- Who Owns Whom (R338.025) by Dun & Bradstreet – Most libraries carry the print edition and it may be available online at the library. Alphabetical listing of companies worldwide showing subsidiary operations in other countries. Sorted by parent and sub and sub by parent. Great reference if you are an expatriate looking to make a job or career change or if you are trying to find subsidiaries of major companies that operate in a specific country. Includes names and contact details of senior management, although the information is typically two years old.
5. Career Resource Websites
These other sites often have information that might be helpful to you.
- What Color is Your Parachute? – jobhuntersbible.com. Richard N. Bolles, author of What Color is Your Parachute?, created and maintains this website where you will find a wide range of career-related information with links to sites he has researched. There is something for everyone on his site but the information is more relevant to those starting or in the early years of their careers.
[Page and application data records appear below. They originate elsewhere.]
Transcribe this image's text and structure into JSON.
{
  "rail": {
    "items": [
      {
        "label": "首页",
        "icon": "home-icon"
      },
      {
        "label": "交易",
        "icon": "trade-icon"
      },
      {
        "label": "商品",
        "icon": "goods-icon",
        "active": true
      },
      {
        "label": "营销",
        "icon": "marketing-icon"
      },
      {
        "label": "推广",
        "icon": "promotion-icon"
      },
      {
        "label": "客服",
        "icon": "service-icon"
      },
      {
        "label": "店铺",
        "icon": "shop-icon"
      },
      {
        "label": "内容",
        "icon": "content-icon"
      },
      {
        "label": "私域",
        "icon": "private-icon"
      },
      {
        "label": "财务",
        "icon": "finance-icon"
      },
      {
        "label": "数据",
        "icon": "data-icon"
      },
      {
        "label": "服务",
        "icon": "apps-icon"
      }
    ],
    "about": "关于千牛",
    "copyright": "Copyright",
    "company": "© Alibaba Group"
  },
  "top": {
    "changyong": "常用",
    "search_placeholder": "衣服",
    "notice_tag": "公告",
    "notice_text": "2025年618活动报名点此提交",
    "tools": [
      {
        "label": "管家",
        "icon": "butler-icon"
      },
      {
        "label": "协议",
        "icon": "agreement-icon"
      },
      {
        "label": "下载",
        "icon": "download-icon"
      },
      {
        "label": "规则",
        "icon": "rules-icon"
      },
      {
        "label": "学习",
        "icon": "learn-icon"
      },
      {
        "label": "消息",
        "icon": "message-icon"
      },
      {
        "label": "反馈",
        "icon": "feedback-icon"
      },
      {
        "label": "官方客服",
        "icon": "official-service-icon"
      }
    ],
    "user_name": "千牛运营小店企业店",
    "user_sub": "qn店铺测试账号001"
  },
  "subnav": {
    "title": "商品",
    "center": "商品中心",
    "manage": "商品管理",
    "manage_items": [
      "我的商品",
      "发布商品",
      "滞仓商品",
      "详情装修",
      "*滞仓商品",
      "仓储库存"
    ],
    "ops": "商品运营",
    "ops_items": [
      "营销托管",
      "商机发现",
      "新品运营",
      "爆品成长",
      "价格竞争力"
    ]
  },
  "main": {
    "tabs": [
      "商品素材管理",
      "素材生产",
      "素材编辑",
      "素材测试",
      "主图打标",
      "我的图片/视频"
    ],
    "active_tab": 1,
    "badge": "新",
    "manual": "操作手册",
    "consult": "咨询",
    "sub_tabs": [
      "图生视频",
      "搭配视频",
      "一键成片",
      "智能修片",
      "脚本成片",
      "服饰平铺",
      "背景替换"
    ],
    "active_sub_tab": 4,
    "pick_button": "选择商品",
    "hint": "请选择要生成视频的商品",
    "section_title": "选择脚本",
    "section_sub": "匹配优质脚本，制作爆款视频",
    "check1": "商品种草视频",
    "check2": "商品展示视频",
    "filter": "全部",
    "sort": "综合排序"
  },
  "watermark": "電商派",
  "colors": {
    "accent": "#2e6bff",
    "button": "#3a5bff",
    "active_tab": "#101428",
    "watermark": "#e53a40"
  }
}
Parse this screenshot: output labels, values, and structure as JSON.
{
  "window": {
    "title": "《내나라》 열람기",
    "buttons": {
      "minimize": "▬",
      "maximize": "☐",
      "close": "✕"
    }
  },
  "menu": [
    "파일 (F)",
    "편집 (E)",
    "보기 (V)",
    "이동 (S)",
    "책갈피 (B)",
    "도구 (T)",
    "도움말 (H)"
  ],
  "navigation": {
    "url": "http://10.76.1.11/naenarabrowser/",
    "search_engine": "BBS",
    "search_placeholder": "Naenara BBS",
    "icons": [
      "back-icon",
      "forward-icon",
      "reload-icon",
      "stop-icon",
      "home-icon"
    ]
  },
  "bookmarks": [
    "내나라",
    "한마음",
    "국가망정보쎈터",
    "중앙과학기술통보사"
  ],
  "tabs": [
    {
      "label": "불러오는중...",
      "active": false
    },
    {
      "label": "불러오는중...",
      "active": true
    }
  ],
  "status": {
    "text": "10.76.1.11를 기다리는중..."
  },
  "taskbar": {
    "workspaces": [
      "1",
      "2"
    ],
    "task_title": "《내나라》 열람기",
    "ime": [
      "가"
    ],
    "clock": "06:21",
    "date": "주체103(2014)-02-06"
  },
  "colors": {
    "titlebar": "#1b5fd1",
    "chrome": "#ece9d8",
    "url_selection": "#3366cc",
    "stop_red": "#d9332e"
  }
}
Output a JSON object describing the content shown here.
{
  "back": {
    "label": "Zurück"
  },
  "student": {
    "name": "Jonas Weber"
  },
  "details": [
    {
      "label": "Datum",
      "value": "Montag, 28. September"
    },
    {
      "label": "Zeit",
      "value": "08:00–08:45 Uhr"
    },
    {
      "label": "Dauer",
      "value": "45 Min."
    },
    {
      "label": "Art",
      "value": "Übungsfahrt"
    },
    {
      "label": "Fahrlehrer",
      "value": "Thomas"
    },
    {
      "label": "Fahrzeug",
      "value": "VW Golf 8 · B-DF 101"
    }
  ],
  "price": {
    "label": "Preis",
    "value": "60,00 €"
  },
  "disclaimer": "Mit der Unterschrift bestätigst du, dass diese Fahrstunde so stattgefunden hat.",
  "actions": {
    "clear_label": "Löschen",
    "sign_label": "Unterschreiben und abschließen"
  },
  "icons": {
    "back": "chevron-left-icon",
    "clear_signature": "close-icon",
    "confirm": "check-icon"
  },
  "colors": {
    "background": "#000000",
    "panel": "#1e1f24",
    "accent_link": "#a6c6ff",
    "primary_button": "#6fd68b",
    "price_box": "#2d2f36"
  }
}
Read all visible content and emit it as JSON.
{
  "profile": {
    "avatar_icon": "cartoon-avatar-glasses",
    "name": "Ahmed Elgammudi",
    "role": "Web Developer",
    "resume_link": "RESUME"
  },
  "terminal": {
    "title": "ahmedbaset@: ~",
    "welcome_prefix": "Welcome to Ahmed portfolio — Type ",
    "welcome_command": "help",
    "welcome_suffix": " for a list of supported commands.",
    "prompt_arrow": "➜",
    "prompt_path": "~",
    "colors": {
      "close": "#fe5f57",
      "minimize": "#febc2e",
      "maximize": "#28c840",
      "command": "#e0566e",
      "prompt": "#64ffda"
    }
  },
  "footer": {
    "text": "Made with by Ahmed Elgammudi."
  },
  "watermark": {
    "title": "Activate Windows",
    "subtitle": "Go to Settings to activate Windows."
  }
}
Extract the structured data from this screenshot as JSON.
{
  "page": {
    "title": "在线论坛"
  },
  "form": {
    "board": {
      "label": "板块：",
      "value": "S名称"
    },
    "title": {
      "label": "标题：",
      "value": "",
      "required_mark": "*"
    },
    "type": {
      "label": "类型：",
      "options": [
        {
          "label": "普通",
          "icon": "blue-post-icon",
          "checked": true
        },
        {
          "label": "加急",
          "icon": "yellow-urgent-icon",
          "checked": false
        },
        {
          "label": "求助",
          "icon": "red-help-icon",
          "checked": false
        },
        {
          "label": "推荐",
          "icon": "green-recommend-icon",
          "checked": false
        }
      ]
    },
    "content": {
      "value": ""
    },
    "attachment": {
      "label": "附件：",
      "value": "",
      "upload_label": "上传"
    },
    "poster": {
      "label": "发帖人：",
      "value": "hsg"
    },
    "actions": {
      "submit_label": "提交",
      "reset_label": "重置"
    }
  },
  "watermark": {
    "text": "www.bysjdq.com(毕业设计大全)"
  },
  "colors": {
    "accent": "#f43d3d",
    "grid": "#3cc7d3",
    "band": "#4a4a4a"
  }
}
We mourn the passing of Dick Bolles in March 2017 at the age of ninety. Dick was the genesis of the field of career development and he was the inspiration and, in many instances, a mentor to the rest of us who contribute to helping individuals make career changes in our own areas of specialty.
- CEO Express.com – The website contains links to a large amount of information of interest to executives, but not necessarily career-related.
- glassdoor.com – This website contains reviews by former employees covering personal observations, observations on salaries, and suggestions to management on larger, more well-known companies. It is well worth a look.
B. Researching Self-Employment Options
1. General information
You can find helpful information about self-employment or starting a new business at:
- Inc. (magazine now owned by Mansueto Ventures LLC) – inc.com
- Entrepreneur Magazine – entrepreneur.com
- Canadian Careers (a good portal that lists a range of career information inclding links) – canadiancareers.com
You can get help and information on starting a consultancy by beginning your search at the following websites:
- Use Google to search using the keyword management consulting with and without quotes
- Institute of Management Consultants – imcusa.org
- Canadian Association of Management Consultants – CMC-Canada.ca (Canada)
3. Small business
You can get help and information on starting a small business by beginning your search at the following websites:
- Google search using keywords “Small business” with and without quotes
- Small Business Administration – sba.gov
- The Small Business & Entrepreneurship Council – sbecouncil.org
- SCORE (Service Corps of Retired Executives), a resource partner with the U.S. SBA – score.org
- Venture capital sources – nvca.org – The National Venture Capital Association’s website allows you to click on links to VC sources but does not provide abstracts so you can evaluate if they would be appropriate for you. Check out some to see what advice they give entrepreneurs about their investment process and business plans. Check out their Resource Links, which contain VC sources in your area and those in other countries.
- Canada One – canadaone.com
- Canada Revenue Agency – cra-arc.gc.ca/selfemployed/
- The Canadian Venture Capital Association – cvca.ca – Includes a list of members with an abstract for each.
You can get help and information on starting a small business by beginning your search at the following websites:
- Google search using the keyword franchise
- U.S. Federal Trade Commission – business.ftc.gov – The following is a link to the Consumer’s Guide to Buying a Franchise – business.ftc.gov/documents/inv05-buying-franchise-consumer-guide.
- Franchise.com – franchise.com
- International Franchise Association (IFA) – franchise.org
- Canadian Franchise Association – cfa.ca
- Canada Franchise Opportunities – canadafranchiseopportunities.ca